- Feature complete OpenStack Cinder Plugin: our Cinder Plugin has been improved and meets the minimum features required to be certified by the OpenStack community.
- Flexible cache layout: in 1.5.0 you have the capability to easily configure multiple SSD devices for the different caching purposes. During the setup you can choose which SSD’s to partition and then later when creating a vPool you can select which caching device should be used for read, write and writecache protection. Meaning these can from now on be spread over different or consolidated into the same SSD device depending on the available hardware and needs.
- User management: an admin can now create more user which have access to the GUI.
- Framework performance: a lot of work has been put into improving the performance when a lot of vDisks and vMachines are created. Improvements upto 50% has been reached in some cases.
- Improved API security by means of implementing OAuth2 authentication. A rate-limit has also been imposed on API calls to prevent brute force attacks.
Fixed bugs and small items:
- GUI now prevents creation of vPools with a capital letter.
- Implemented recommendation for a security exploit on elasticsearch 1.1.1.
- Fix for validation of vPools being stuck on validating.
- Protection against reusing vPool names towards the same backend.
- Fix for the Storage Router online/offline detection which failed when openstack was also installed.
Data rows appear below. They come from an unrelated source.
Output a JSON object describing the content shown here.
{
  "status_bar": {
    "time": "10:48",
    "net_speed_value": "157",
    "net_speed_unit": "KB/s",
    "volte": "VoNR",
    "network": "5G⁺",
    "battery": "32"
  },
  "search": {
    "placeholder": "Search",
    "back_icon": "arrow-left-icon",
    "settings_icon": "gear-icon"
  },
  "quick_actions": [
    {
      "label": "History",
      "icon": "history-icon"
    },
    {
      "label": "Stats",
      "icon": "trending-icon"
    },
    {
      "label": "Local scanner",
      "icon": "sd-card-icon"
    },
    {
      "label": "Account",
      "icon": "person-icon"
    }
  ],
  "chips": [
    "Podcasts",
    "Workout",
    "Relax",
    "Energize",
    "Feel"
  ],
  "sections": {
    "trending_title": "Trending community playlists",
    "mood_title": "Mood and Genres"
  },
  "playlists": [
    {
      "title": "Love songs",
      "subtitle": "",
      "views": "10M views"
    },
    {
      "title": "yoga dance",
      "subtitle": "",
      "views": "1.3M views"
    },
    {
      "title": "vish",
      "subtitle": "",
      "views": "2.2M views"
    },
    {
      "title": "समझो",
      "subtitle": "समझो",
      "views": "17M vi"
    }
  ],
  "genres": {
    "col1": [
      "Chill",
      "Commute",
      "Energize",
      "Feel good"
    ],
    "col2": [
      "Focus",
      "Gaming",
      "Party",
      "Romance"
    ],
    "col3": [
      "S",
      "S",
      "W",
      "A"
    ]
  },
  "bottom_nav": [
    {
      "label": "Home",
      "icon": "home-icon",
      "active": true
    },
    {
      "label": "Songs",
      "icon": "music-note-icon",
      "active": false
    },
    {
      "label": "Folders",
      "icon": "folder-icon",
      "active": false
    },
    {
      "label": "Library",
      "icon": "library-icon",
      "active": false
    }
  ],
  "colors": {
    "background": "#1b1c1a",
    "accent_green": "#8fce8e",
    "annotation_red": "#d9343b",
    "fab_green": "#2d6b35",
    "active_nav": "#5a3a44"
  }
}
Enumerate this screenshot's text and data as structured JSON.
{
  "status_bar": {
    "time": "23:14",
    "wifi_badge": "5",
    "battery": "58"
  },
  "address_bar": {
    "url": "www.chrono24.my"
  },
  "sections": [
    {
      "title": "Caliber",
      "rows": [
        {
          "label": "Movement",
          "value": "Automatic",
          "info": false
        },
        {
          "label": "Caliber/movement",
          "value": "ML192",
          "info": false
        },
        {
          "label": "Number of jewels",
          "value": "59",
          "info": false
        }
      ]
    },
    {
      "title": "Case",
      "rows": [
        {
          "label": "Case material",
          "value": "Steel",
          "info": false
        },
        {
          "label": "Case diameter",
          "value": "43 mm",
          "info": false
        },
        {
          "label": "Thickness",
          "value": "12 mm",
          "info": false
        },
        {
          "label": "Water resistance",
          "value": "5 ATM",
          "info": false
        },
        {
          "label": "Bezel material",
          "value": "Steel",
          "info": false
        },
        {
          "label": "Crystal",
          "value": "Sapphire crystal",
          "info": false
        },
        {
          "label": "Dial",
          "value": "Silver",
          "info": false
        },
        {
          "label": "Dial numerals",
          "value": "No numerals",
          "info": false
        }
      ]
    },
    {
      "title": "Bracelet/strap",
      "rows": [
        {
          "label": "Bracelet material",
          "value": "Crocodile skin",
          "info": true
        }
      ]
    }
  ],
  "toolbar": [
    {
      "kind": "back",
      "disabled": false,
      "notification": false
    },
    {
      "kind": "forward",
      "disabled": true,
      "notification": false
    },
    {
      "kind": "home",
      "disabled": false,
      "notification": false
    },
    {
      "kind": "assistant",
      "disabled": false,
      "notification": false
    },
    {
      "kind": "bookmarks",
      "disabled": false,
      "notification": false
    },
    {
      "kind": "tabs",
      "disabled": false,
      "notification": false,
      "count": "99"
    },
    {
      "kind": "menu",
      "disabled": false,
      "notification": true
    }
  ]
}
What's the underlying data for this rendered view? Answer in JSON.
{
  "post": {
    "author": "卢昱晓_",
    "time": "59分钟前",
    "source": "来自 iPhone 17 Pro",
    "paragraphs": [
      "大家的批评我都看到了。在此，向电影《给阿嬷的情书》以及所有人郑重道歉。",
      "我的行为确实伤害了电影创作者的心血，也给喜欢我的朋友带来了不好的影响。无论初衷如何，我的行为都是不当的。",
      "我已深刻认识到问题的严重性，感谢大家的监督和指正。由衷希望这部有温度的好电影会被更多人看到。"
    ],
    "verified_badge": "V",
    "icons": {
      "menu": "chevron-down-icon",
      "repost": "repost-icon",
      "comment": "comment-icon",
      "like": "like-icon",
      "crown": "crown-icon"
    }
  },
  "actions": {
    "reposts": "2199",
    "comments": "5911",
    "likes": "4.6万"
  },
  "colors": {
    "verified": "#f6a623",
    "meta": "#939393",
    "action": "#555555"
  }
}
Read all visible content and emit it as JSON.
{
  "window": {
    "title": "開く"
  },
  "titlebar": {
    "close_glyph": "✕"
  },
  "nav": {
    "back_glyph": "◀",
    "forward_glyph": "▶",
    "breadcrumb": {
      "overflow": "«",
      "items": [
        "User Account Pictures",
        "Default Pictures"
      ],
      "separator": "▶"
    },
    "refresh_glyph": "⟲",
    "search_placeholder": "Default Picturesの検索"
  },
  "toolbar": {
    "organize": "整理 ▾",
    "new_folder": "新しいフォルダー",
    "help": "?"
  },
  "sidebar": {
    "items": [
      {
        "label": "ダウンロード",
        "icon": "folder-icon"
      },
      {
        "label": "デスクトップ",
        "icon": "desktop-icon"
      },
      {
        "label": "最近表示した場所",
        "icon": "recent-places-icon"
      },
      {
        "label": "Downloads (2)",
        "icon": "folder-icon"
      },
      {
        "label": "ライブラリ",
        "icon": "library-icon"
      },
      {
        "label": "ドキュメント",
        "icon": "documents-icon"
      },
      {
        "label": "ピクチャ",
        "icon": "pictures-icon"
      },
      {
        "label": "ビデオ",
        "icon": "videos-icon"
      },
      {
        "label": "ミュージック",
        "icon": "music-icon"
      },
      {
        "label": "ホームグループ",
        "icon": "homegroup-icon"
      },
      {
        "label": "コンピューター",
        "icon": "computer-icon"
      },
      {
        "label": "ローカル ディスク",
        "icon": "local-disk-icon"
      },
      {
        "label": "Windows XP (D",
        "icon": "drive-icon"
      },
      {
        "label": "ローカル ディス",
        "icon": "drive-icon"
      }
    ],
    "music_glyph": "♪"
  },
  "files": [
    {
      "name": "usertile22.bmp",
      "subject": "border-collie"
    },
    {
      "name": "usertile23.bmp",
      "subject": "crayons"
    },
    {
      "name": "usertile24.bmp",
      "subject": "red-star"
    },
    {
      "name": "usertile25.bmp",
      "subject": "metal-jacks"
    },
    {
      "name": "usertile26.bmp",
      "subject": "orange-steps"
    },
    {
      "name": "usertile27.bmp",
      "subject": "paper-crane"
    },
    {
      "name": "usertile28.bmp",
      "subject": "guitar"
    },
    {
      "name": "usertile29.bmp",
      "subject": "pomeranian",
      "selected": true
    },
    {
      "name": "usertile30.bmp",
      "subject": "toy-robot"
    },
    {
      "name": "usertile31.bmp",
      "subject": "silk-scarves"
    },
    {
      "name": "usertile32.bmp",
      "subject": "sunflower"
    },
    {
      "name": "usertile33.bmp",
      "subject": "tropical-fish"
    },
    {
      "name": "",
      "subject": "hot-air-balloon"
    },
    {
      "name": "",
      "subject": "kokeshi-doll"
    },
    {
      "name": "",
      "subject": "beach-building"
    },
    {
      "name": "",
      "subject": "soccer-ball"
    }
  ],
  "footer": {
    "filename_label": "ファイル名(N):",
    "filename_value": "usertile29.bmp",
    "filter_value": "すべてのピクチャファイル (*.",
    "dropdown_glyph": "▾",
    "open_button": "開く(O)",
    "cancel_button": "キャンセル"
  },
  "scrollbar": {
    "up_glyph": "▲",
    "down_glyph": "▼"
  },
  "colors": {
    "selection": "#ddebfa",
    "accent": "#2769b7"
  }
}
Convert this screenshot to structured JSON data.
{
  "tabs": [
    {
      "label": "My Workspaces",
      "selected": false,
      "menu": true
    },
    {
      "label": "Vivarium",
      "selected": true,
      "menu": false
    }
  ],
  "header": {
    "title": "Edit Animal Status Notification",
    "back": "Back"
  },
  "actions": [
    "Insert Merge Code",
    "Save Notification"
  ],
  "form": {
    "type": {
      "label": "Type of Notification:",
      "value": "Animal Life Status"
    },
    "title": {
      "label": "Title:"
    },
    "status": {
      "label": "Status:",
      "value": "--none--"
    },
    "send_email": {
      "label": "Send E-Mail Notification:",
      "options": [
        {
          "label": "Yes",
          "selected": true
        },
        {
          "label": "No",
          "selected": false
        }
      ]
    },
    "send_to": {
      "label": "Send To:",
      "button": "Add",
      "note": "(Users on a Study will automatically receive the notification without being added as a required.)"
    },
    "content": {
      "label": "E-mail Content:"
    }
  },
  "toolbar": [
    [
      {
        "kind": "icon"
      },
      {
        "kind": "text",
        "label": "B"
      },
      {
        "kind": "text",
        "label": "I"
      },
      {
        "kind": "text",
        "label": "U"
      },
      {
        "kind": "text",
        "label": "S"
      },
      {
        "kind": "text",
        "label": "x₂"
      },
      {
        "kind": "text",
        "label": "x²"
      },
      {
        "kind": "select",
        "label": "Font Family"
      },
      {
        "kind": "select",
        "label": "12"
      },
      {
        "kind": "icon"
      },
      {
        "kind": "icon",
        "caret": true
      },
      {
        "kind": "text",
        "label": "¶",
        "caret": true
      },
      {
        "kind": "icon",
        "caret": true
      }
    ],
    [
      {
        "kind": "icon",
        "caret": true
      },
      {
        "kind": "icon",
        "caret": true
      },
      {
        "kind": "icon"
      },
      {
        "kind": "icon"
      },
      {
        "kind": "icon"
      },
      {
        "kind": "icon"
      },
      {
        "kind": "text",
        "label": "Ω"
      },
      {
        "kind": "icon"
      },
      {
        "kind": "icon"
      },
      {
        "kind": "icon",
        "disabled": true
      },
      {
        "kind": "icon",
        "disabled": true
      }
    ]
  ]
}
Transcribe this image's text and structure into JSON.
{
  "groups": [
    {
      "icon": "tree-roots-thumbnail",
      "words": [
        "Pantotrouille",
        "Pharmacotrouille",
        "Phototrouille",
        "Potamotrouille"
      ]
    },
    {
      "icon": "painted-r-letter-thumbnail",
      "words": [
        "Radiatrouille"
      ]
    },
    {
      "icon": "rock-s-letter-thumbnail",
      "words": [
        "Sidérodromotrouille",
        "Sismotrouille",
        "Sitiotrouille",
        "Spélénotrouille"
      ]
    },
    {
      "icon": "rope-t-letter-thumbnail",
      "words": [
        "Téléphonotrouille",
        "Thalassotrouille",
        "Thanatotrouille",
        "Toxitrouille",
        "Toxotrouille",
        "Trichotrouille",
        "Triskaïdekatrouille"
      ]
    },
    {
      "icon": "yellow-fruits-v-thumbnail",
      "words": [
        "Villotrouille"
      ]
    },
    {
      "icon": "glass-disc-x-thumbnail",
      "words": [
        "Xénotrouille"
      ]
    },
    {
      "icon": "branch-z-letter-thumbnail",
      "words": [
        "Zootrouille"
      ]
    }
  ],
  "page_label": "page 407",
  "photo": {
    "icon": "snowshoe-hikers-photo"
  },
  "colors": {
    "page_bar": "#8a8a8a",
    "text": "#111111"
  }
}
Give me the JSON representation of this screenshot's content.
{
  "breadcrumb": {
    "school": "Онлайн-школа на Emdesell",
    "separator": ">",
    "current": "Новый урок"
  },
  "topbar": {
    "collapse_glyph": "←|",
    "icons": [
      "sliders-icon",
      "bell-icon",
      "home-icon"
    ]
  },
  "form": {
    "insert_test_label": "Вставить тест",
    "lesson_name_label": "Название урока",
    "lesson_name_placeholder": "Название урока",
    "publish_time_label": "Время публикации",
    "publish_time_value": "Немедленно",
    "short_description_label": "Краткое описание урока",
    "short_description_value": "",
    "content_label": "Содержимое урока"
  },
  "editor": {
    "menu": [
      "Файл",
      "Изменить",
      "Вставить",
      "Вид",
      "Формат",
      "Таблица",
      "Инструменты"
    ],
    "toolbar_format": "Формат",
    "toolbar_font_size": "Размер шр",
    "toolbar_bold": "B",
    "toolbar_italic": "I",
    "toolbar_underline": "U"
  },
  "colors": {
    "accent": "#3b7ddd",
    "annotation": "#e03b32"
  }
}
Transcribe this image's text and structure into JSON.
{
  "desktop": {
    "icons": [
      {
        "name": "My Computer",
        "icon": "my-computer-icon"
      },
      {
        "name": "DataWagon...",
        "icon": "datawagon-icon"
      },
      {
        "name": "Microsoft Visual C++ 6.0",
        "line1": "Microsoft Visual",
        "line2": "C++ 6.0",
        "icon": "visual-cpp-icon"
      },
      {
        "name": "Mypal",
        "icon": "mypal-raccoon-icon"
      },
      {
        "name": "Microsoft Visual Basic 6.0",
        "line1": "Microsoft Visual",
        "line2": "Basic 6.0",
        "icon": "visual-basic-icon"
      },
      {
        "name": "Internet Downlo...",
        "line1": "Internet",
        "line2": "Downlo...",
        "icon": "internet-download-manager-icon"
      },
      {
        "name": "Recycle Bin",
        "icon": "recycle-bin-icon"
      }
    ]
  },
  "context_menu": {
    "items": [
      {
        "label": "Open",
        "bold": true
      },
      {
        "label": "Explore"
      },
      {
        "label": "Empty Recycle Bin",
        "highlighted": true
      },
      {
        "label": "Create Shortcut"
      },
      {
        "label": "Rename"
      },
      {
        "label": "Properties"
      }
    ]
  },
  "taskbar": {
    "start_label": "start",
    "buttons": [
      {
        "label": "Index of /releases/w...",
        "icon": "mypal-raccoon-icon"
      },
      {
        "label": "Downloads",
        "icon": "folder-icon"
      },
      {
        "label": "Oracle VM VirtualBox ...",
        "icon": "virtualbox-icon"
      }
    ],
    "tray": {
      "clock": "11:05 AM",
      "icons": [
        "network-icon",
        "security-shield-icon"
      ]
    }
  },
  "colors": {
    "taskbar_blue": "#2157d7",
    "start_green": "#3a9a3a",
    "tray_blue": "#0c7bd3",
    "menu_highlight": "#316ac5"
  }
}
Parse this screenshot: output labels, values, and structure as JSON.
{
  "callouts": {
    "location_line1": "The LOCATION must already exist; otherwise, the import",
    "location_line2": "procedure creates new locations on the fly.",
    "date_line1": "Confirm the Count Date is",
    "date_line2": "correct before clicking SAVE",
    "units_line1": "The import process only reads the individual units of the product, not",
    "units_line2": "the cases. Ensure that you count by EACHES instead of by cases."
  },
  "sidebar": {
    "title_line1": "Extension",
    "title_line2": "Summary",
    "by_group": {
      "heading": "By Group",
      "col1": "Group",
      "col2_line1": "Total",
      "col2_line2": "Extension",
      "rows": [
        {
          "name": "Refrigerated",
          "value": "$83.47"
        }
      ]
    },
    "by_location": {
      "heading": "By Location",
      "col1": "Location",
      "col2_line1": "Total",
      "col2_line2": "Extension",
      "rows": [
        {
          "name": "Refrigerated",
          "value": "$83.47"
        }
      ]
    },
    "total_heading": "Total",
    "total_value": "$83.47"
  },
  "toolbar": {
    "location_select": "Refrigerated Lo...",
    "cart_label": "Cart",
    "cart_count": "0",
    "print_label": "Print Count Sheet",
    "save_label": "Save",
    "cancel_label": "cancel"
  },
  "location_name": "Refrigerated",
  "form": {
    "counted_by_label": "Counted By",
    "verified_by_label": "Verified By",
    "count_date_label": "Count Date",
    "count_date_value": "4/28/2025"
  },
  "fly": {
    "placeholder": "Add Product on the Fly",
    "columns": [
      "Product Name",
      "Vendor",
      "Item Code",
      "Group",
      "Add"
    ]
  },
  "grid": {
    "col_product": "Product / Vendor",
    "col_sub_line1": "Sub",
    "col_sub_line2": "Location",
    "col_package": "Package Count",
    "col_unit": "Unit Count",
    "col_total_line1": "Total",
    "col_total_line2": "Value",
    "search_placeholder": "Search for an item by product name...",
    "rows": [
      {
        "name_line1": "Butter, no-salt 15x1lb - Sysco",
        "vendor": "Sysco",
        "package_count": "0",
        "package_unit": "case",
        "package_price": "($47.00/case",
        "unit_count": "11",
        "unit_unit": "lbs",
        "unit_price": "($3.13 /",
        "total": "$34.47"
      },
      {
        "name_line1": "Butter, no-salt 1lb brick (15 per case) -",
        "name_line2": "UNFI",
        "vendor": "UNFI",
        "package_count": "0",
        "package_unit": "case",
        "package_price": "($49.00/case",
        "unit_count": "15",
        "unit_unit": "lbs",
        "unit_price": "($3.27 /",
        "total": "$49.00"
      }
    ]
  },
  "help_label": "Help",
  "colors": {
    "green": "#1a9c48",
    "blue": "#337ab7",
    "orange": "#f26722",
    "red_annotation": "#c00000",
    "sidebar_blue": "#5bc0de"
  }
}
Next, we also took the first step towards supporting other OS than Ubuntu (RedHat/Centos). We have created an rpm version of our volumedriver and arakoon packages. These are tested on “Linux Centos7 3.10.0-123.el7.x86_64” and can be downloaded from our packages server. This completes a first important step towards getting Open vStorage RedHat/CentOS compatible.
The Open vStorage team is on fire. We released a new version of the Open vStorage software (select Test as QualityLevel). The new big features for this release are:
- Logging and log collecting: we have added logging to Open vStorage. The logs are also centrally gathered and stored in a distributed Search Engine (Elasticsearch). The logs can be viewed, browsed, searched and analyzed through Kibina, a very nice designed GUI.
- HA Support: Open vStorage does with this release not only support vMotion but also the HA functionality of VMware. This means that in case an ESXi Host dies and vCenter starts the VMs on another Host, the volumes will automatically be migrated along.
Some small feature that got into this release:
- Distributed filesystem can now be selected as Storage Backend in the GUI. Earlier you could select the file system but you could not extend it to more Grid Storage Routers (GSR). Now you can extend it across more GSRs and do vMotion on top of f.e. GlusterFS.
- The status of VMs on KVM is now updated quicker in the GUI.
- Manager.py has now an option to specify the version you want to install (run manager.py -v ‘version number’)
- Under administration there is now an About Open vStorage page displaying the version of all installed components.
In addition, the team also fixed 35 bugs.